Clinton replied, "Well, senator, you'll have to direct that question to the agency that ran the annex. I will see what information is available."
"You're saying you don't know?" asked Paul.
"I do not know," Clinton said. "I don't have any information on that."
It was not the only instance of possibly inaccurate Clinton testimony cited by Klein in "The REAL Benghazi Story."
She may have erred when she said no one within the government ever recommended the closure of the U.S. facilities in the Libyan city.
In her testimony, Clinton stated: "Well, senator, I want to make clear that no one in the State Department, the intelligence community, any other agency, ever recommended that we close Benghazi. We were clear-eyed about the threats and the dangers as they were developing in eastern Libya and in Benghazi."
Clinton was responding to a question from Sen. Jeff Flake, R-Ariz.
Clinton's testimony is contradicted by Lt. Col. Andrew Wood, who led the U.S. military's efforts to supplement diplomatic security in Libya. Wood testified that he personally recommended the Benghazi mission be closed, as documented in the 46-page House Republican report probing the Benghazi attack. Page six of the report cites security concerns, including more than 200 attacks in Libya, 50 of which took place in Benghazi, including against the U.S. mission there.

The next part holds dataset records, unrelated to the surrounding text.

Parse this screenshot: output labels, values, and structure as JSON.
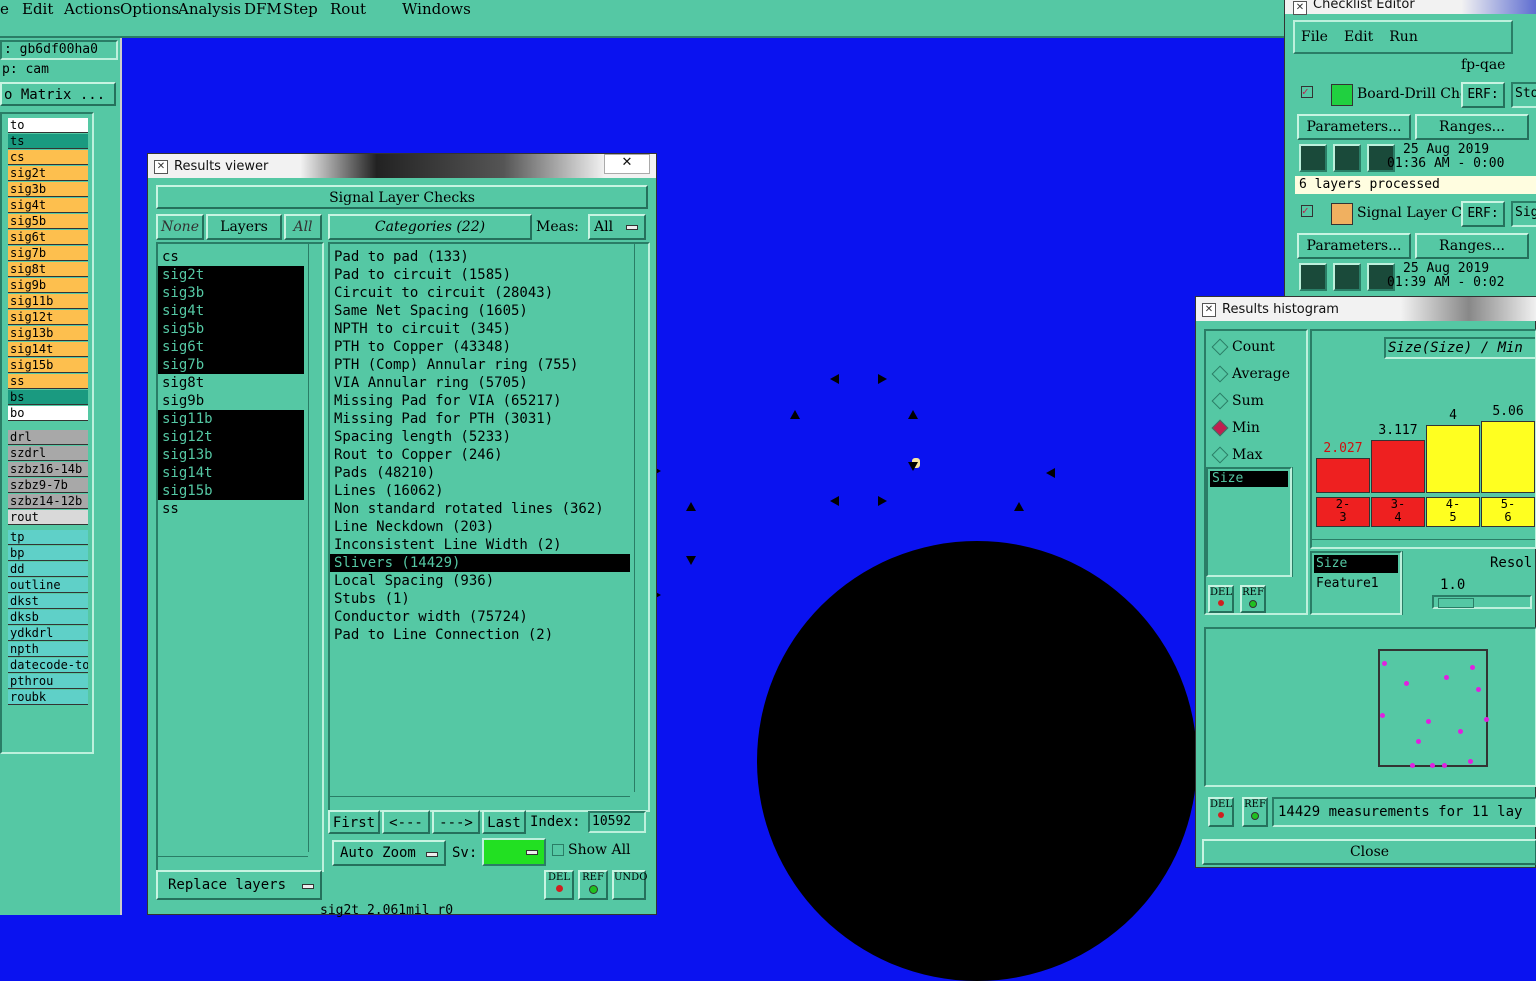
{
  "menubar": {
    "items": [
      "e",
      "Edit",
      "Actions",
      "Options",
      "Analysis",
      "DFM",
      "Step",
      "Rout",
      "Windows"
    ]
  },
  "left_panel": {
    "job_label": ": gb6df00ha0",
    "step_label": "p: cam",
    "matrix_button": "o Matrix ...",
    "layers_board": [
      {
        "name": "to",
        "color": "#ffffff"
      },
      {
        "name": "ts",
        "color": "#1a9a80"
      },
      {
        "name": "cs",
        "color": "#fdbf4e"
      },
      {
        "name": "sig2t",
        "color": "#fdbf4e"
      },
      {
        "name": "sig3b",
        "color": "#fdbf4e"
      },
      {
        "name": "sig4t",
        "color": "#fdbf4e"
      },
      {
        "name": "sig5b",
        "color": "#fdbf4e"
      },
      {
        "name": "sig6t",
        "color": "#fdbf4e"
      },
      {
        "name": "sig7b",
        "color": "#fdbf4e"
      },
      {
        "name": "sig8t",
        "color": "#fdbf4e"
      },
      {
        "name": "sig9b",
        "color": "#fdbf4e"
      },
      {
        "name": "sig11b",
        "color": "#fdbf4e"
      },
      {
        "name": "sig12t",
        "color": "#fdbf4e"
      },
      {
        "name": "sig13b",
        "color": "#fdbf4e"
      },
      {
        "name": "sig14t",
        "color": "#fdbf4e"
      },
      {
        "name": "sig15b",
        "color": "#fdbf4e"
      },
      {
        "name": "ss",
        "color": "#fdbf4e"
      },
      {
        "name": "bs",
        "color": "#1a9a80"
      },
      {
        "name": "bo",
        "color": "#ffffff"
      }
    ],
    "layers_drill": [
      "drl",
      "szdrl",
      "szbz16-14b",
      "szbz9-7b",
      "szbz14-12b",
      "rout"
    ],
    "layers_misc": [
      "tp",
      "bp",
      "dd",
      "outline",
      "dkst",
      "dksb",
      "ydkdrl",
      "npth",
      "datecode-to",
      "pthrou",
      "roubk"
    ]
  },
  "results_viewer": {
    "title": "Results viewer",
    "header": "Signal Layer Checks",
    "none_btn": "None",
    "layers_btn": "Layers",
    "all_btn": "All",
    "categories_btn": "Categories (22)",
    "meas_label": "Meas:",
    "meas_value": "All",
    "layers": [
      {
        "name": "cs",
        "selected": false
      },
      {
        "name": "sig2t",
        "selected": true
      },
      {
        "name": "sig3b",
        "selected": true
      },
      {
        "name": "sig4t",
        "selected": true
      },
      {
        "name": "sig5b",
        "selected": true
      },
      {
        "name": "sig6t",
        "selected": true
      },
      {
        "name": "sig7b",
        "selected": true
      },
      {
        "name": "sig8t",
        "selected": false
      },
      {
        "name": "sig9b",
        "selected": false
      },
      {
        "name": "sig11b",
        "selected": true
      },
      {
        "name": "sig12t",
        "selected": true
      },
      {
        "name": "sig13b",
        "selected": true
      },
      {
        "name": "sig14t",
        "selected": true
      },
      {
        "name": "sig15b",
        "selected": true
      },
      {
        "name": "ss",
        "selected": false
      }
    ],
    "categories": [
      {
        "name": "Pad to pad (133)",
        "selected": false
      },
      {
        "name": "Pad to circuit (1585)",
        "selected": false
      },
      {
        "name": "Circuit to circuit (28043)",
        "selected": false
      },
      {
        "name": "Same Net Spacing (1605)",
        "selected": false
      },
      {
        "name": "NPTH to circuit (345)",
        "selected": false
      },
      {
        "name": "PTH to Copper (43348)",
        "selected": false
      },
      {
        "name": "PTH (Comp) Annular ring (755)",
        "selected": false
      },
      {
        "name": "VIA Annular ring (5705)",
        "selected": false
      },
      {
        "name": "Missing Pad for VIA (65217)",
        "selected": false
      },
      {
        "name": "Missing Pad for PTH (3031)",
        "selected": false
      },
      {
        "name": "Spacing length (5233)",
        "selected": false
      },
      {
        "name": "Rout to Copper (246)",
        "selected": false
      },
      {
        "name": "Pads (48210)",
        "selected": false
      },
      {
        "name": "Lines (16062)",
        "selected": false
      },
      {
        "name": "Non standard rotated lines (362)",
        "selected": false
      },
      {
        "name": "Line Neckdown (203)",
        "selected": false
      },
      {
        "name": "Inconsistent Line Width (2)",
        "selected": false
      },
      {
        "name": "Slivers (14429)",
        "selected": true
      },
      {
        "name": "Local Spacing (936)",
        "selected": false
      },
      {
        "name": "Stubs (1)",
        "selected": false
      },
      {
        "name": "Conductor width (75724)",
        "selected": false
      },
      {
        "name": "Pad to Line Connection (2)",
        "selected": false
      }
    ],
    "first_btn": "First",
    "prev_btn": "<---",
    "next_btn": "--->",
    "last_btn": "Last",
    "index_label": "Index:",
    "index_value": "10592",
    "auto_zoom": "Auto Zoom",
    "sv_label": "Sv:",
    "show_all": "Show All",
    "replace_layers": "Replace layers",
    "del": "DEL",
    "ref": "REF",
    "undo": "UNDO",
    "status": "sig2t 2.061mil  r0"
  },
  "checklist_editor": {
    "title": "Checklist Editor",
    "menu": [
      "File",
      "Edit",
      "Run"
    ],
    "checklist_name": "fp-qae",
    "checks": [
      {
        "name": "Board-Drill Che",
        "erf": "ERF:",
        "params": "Parameters...",
        "ranges": "Ranges...",
        "date": "25 Aug 2019",
        "time": "01:36 AM - 0:00",
        "stub": "Sto"
      },
      {
        "name": "Signal Layer Ch",
        "erf": "ERF:",
        "params": "Parameters...",
        "ranges": "Ranges...",
        "date": "25 Aug 2019",
        "time": "01:39 AM - 0:02",
        "stub": "Sig"
      }
    ],
    "processed": "6 layers processed"
  },
  "histogram": {
    "title": "Results histogram",
    "options": [
      {
        "label": "Count",
        "on": false
      },
      {
        "label": "Average",
        "on": false
      },
      {
        "label": "Sum",
        "on": false
      },
      {
        "label": "Min",
        "on": true
      },
      {
        "label": "Max",
        "on": false
      }
    ],
    "size_item": "Size",
    "chart_title": "Size(Size) / Min",
    "bars": [
      {
        "value": "2.027",
        "range": "2-\n3",
        "color": "#ee2020",
        "level": 0.48
      },
      {
        "value": "3.117",
        "range": "3-\n4",
        "color": "#ee2020",
        "level": 0.74
      },
      {
        "value": "4",
        "range": "4-\n5",
        "color": "#ffff20",
        "level": 0.94
      },
      {
        "value": "5.06",
        "range": "5-\n6",
        "color": "#ffff20",
        "level": 1.0
      }
    ],
    "list_items": [
      "Size",
      "Feature1"
    ],
    "resol_label": "Resol",
    "resol_value": "1.0",
    "measurements": "14429 measurements for 11 lay",
    "close": "Close",
    "del": "DEL",
    "ref": "REF"
  }
}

States the Republican report: "These developments caused Lt. Col. Andrew Wood, who led the U.S. military's efforts to supplement diplomatic security in Libya, to recommend that the State Department consider pulling out of Benghazi altogether."
Continued the report: "Lt. Col. Wood explained that after the withdrawal of these other organizations, 'it was apparent to me that we were the last [Western] flag flying in Benghazi. We were the last thing on their target list to remove from Benghazi.'"
Book breaks "REAL" Benghazi story
Besides the Clinton material, the extensively sourced book breaks news on significant issues related to the Benghazi attack.
A sampling of what the publisher says is contained in the book:
- Everything is covered from the secretive activities transpiring inside the doomed facility to shocking new details about the withholding of critical protection at the U.S. special mission.
- Information that raises new questions about what really happened to Ambassador Chris Stevens that night.
- Answered for the first time is why the State Department hired armed members of the al-Qaida-linked February 17 Martyrs Brigade to "protect" the facility.
- New reasons are revealed for not sending air support or Special Forces during the assault, while extensively probing jihadist groups behind the attack.
- How Benghazi has implications that go beyond the Sept. 11, 2012, attack and may have created major national security threats the U.S. now faces, fueling conflicts from Mali to Syria to Gaza and elsewhere.